- having or furnished with valves: a valved trumpet.
Origin of valved
- any device for halting or controlling the flow of a liquid, gas, or other material through a passage, pipe, inlet, outlet, etc.
- a hinged lid or other movable part that closes or modifies the passage in such a device.
- Anatomy. a membranous fold or other structure that controls the flow of a fluid, as one that permits blood to flow in one direction only.
- (in musical wind instruments of the trumpet class) a device for changing the length of the air column to alter the pitch of a tone.
- one of the two or more separable pieces composing certain shells.
- either half of the silicified shell of a diatom.
- one of the segments into which a capsule dehisces.
- a flap or lidlike part of certain anthers.
- Electronics (chiefly British ). vacuum tube(def 1).
- Archaic. one of the leaves of a double or folding door.
- to provide with a means of controlling the flow of liquid, gas, etc., by inserting a valve.
Origin of valve
Examples from the Web for valved
It has been superseded by the development of the valved tubas.
Miser, mīz′ėr, n. a tubular well boring-bit, with valved opening for the earth passing up.
The author of this book has tried one of these “valved openings” recommended by Dr. Arnott, and has found it answer very well.The Claims of Labour
The capsule is five-celled, and five or ten valved, the valves opening lengthways.Botany for Ladies
Terebrantia: Hymenoptera with sessile abdomen and valved ovipositors: Thripids in which the ovipositor of female is borer-like.Explanation of Terms Used in Entomology

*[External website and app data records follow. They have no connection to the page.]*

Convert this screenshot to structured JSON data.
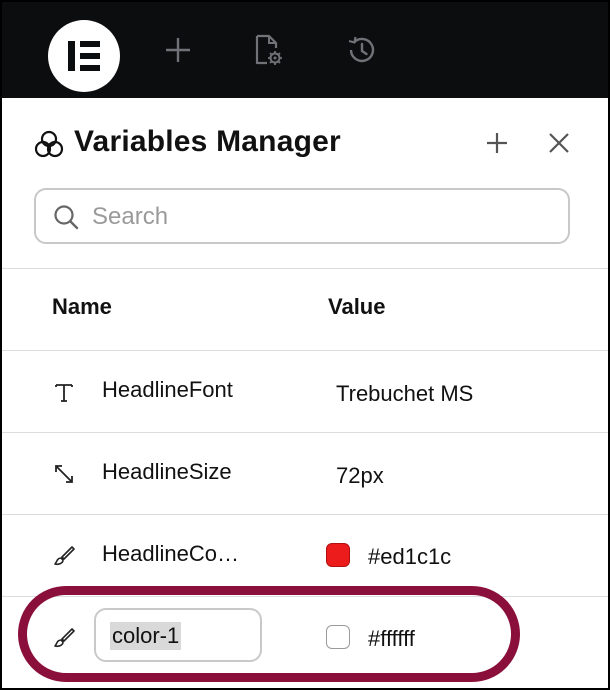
{
  "topbar": {
    "logo_icon": "elementor-logo-icon",
    "add_icon": "plus-icon",
    "page_settings_icon": "page-settings-icon",
    "history_icon": "history-icon"
  },
  "panel": {
    "title": "Variables Manager",
    "title_icon": "variables-icon",
    "add_icon": "plus-icon",
    "close_icon": "close-icon"
  },
  "search": {
    "placeholder": "Search",
    "value": ""
  },
  "table": {
    "columns": {
      "name": "Name",
      "value": "Value"
    },
    "rows": [
      {
        "icon": "text-icon",
        "name": "HeadlineFont",
        "value": "Trebuchet MS"
      },
      {
        "icon": "size-arrows-icon",
        "name": "HeadlineSize",
        "value": "72px"
      },
      {
        "icon": "brush-icon",
        "name": "HeadlineCo…",
        "value": "#ed1c1c",
        "swatch": "#ed1c1c"
      },
      {
        "icon": "brush-icon",
        "name": "color-1",
        "value": "#ffffff",
        "swatch": "#ffffff",
        "editing": true
      }
    ]
  },
  "colors": {
    "topbar": "#0c0d0e",
    "highlight": "#8a0f3a"
  }
}
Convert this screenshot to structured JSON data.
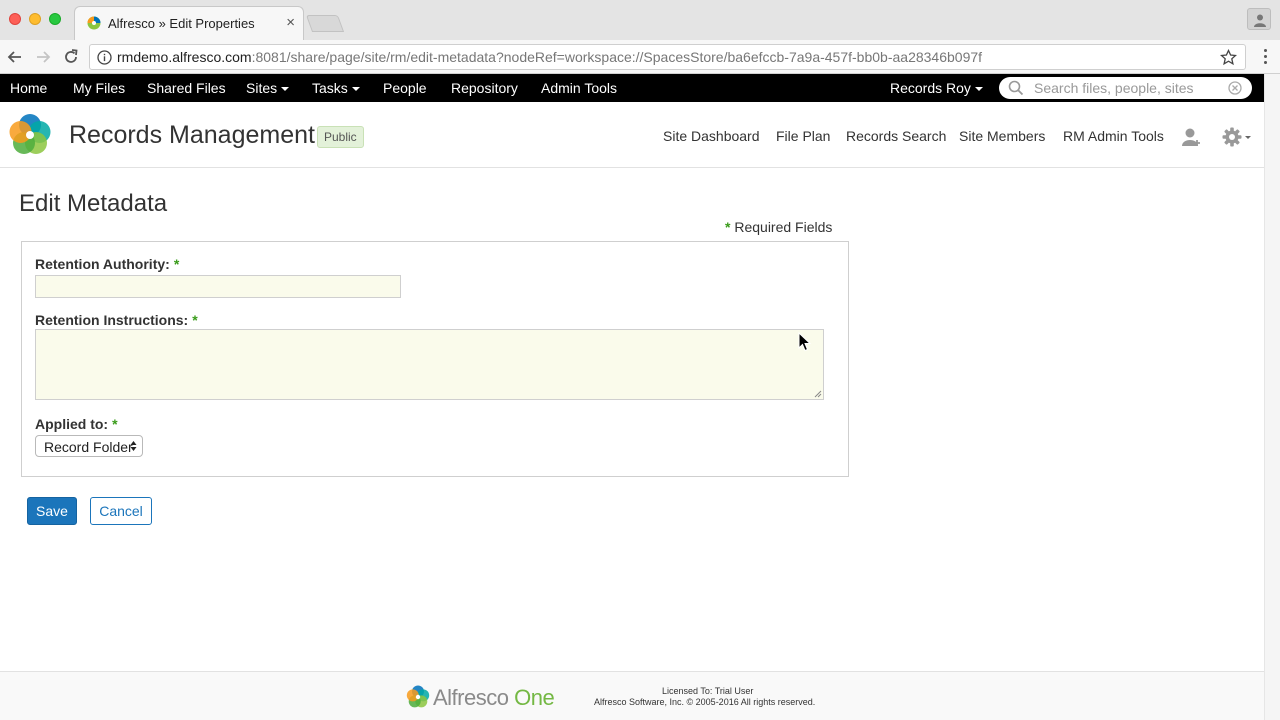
{
  "browser": {
    "tab_title": "Alfresco » Edit Properties",
    "url_host": "rmdemo.alfresco.com",
    "url_rest": ":8081/share/page/site/rm/edit-metadata?nodeRef=workspace://SpacesStore/ba6efccb-7a9a-457f-bb0b-aa28346b097f"
  },
  "header": {
    "nav": [
      "Home",
      "My Files",
      "Shared Files",
      "Sites",
      "Tasks",
      "People",
      "Repository",
      "Admin Tools"
    ],
    "user": "Records Roy",
    "search_placeholder": "Search files, people, sites"
  },
  "site": {
    "title": "Records Management",
    "visibility": "Public",
    "nav": [
      "Site Dashboard",
      "File Plan",
      "Records Search",
      "Site Members",
      "RM Admin Tools"
    ]
  },
  "page": {
    "title": "Edit Metadata",
    "required_note": "Required Fields",
    "required_marker": "*"
  },
  "form": {
    "retention_authority_label": "Retention Authority:",
    "retention_authority_value": "",
    "retention_instructions_label": "Retention Instructions:",
    "retention_instructions_value": "",
    "applied_to_label": "Applied to:",
    "applied_to_value": "Record Folder"
  },
  "buttons": {
    "save": "Save",
    "cancel": "Cancel"
  },
  "footer": {
    "brand_name": "Alfresco",
    "brand_product": "One",
    "licensed": "Licensed To: Trial User",
    "copyright": "Alfresco Software, Inc. © 2005-2016 All rights reserved."
  },
  "colors": {
    "header_bg": "#000000",
    "primary_button": "#1b75bb",
    "required_star": "#3a9c1b",
    "field_bg": "#fafbeb"
  }
}
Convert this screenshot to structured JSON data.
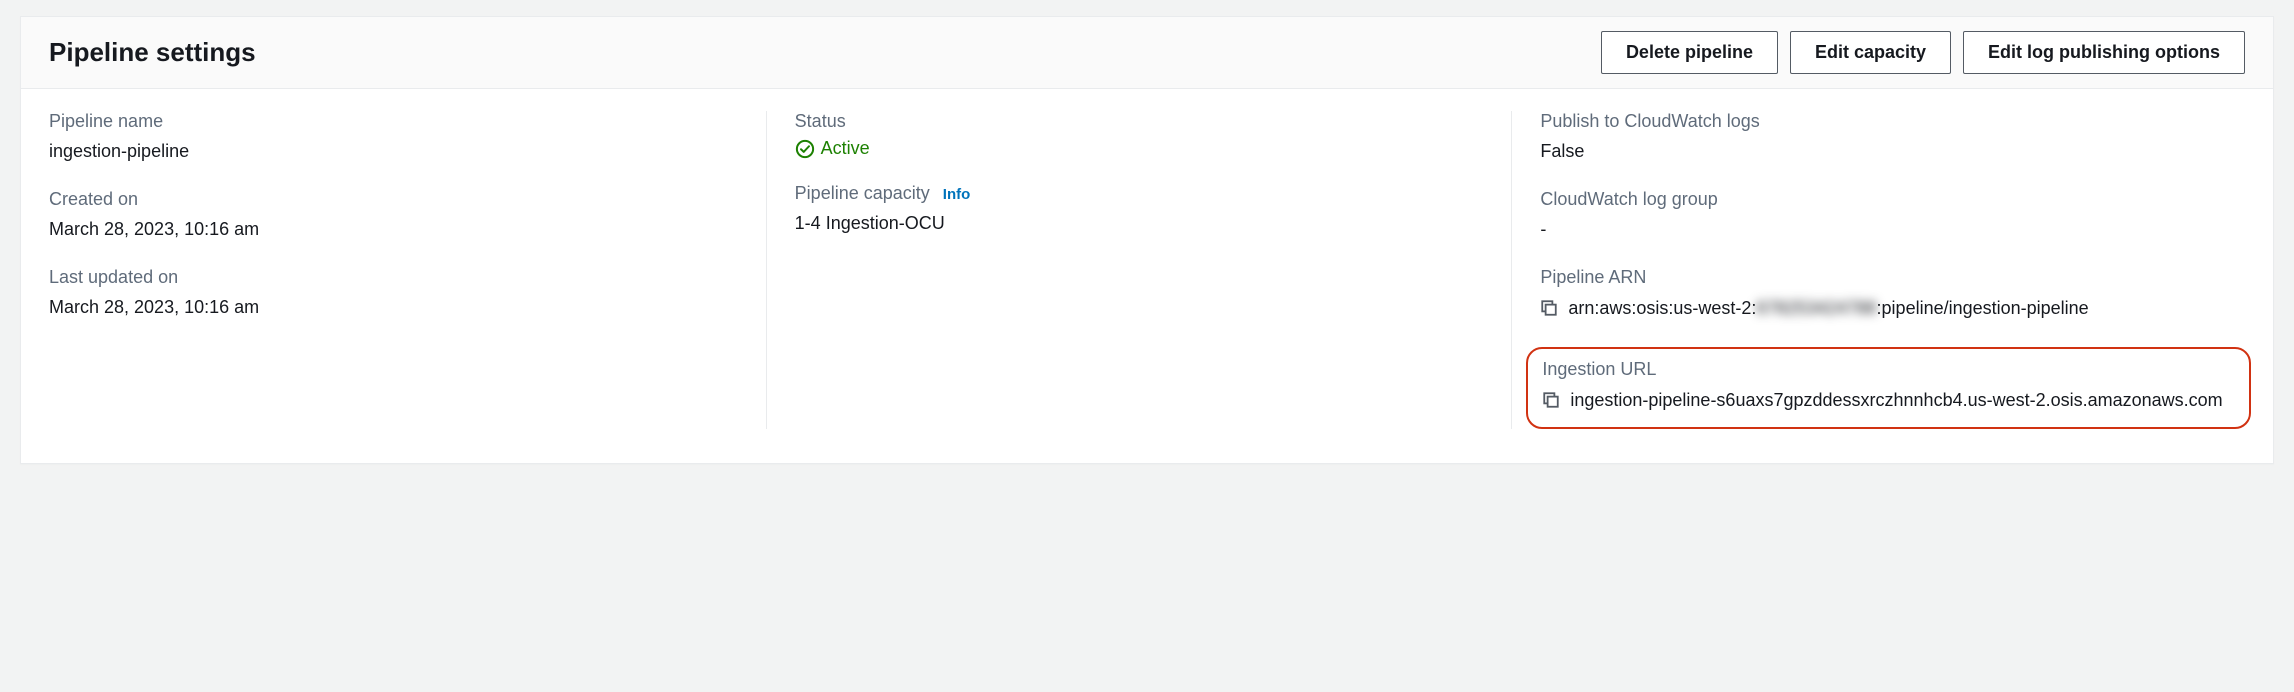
{
  "header": {
    "title": "Pipeline settings",
    "buttons": {
      "delete": "Delete pipeline",
      "edit_capacity": "Edit capacity",
      "edit_logs": "Edit log publishing options"
    }
  },
  "left": {
    "name_label": "Pipeline name",
    "name_value": "ingestion-pipeline",
    "created_label": "Created on",
    "created_value": "March 28, 2023, 10:16 am",
    "updated_label": "Last updated on",
    "updated_value": "March 28, 2023, 10:16 am"
  },
  "middle": {
    "status_label": "Status",
    "status_value": "Active",
    "capacity_label": "Pipeline capacity",
    "info_text": "Info",
    "capacity_value": "1-4 Ingestion-OCU"
  },
  "right": {
    "cw_publish_label": "Publish to CloudWatch logs",
    "cw_publish_value": "False",
    "cw_group_label": "CloudWatch log group",
    "cw_group_value": "-",
    "arn_label": "Pipeline ARN",
    "arn_prefix": "arn:aws:osis:us-west-2:",
    "arn_redacted": "678253424788",
    "arn_suffix": ":pipeline/ingestion-pipeline",
    "url_label": "Ingestion URL",
    "url_value": "ingestion-pipeline-s6uaxs7gpzddessxrczhnnhcb4.us-west-2.osis.amazonaws.com"
  }
}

John. B. Smith
- any device that shuts off, starts, regulates, or controls the flow of a fluid
- anatomy a flaplike structure in a hollow organ, such as the heart, that controls the one-way passage of fluid through that organ
- Also called: tube, vacuum tube an evacuated electron tube containing a cathode, anode, and, usually, one or more additional control electrodes. When a positive potential is applied to the anode, electrons emitted from the cathode are attracted to the anode, constituting a flow of current which can be controlled by a voltage applied to the grid to produce amplification, oscillation, etcSee also diode (def. 2), triode (def. 1), tetrode, pentode
- zoology any of the separable pieces that make up the shell of a mollusc
- music a device on some brass instruments by which the effective length of the tube may be varied to enable a chromatic scale to be produced
- any of the several parts that make up a dry dehiscent fruit, esp a capsule
- either of the two halves of a diatom cell wall
- archaic a leaf of a double door or of a folding door
Word Origin and History for valved
late 14c., "one of the halves of a folding door," from Latin valva "section of a folding or revolving door," literally "that which turns," related to volvere "to roll" (see volvox). Sense extended 1610s to "membranous fold regulating flow of bodily fluids;" 1650s to "mechanical device that works like a valve;" and 1660s in zoology to "halves of a hinged shell."
- A membranous structure in a hollow organ or passage, as in an artery or vein, that folds or closes to prevent the return flow of the body fluid passing through it.
- Any of various devices that regulate the flow of gases, liquids, or loose materials through piping or through apertures by opening, closing, or obstructing ports or passageways.
- The movable control element of such a device.
- Any of various mechanical devices that control the flow of liquids, gases, or loose material through pipes or channels by blocking and uncovering openings.
- The movable part or element of such a device.
- Any of various structures that prevent the backward flow of a body fluid, such as blood or lymph. Valves in the heart, veins, and lymphatic vessels contain flaps (known as cusps) that close in response to pressure created by the backflow of fluid.
- One of the paired hinged shells of certain mollusks, such as clams and oysters.
- See electron tube.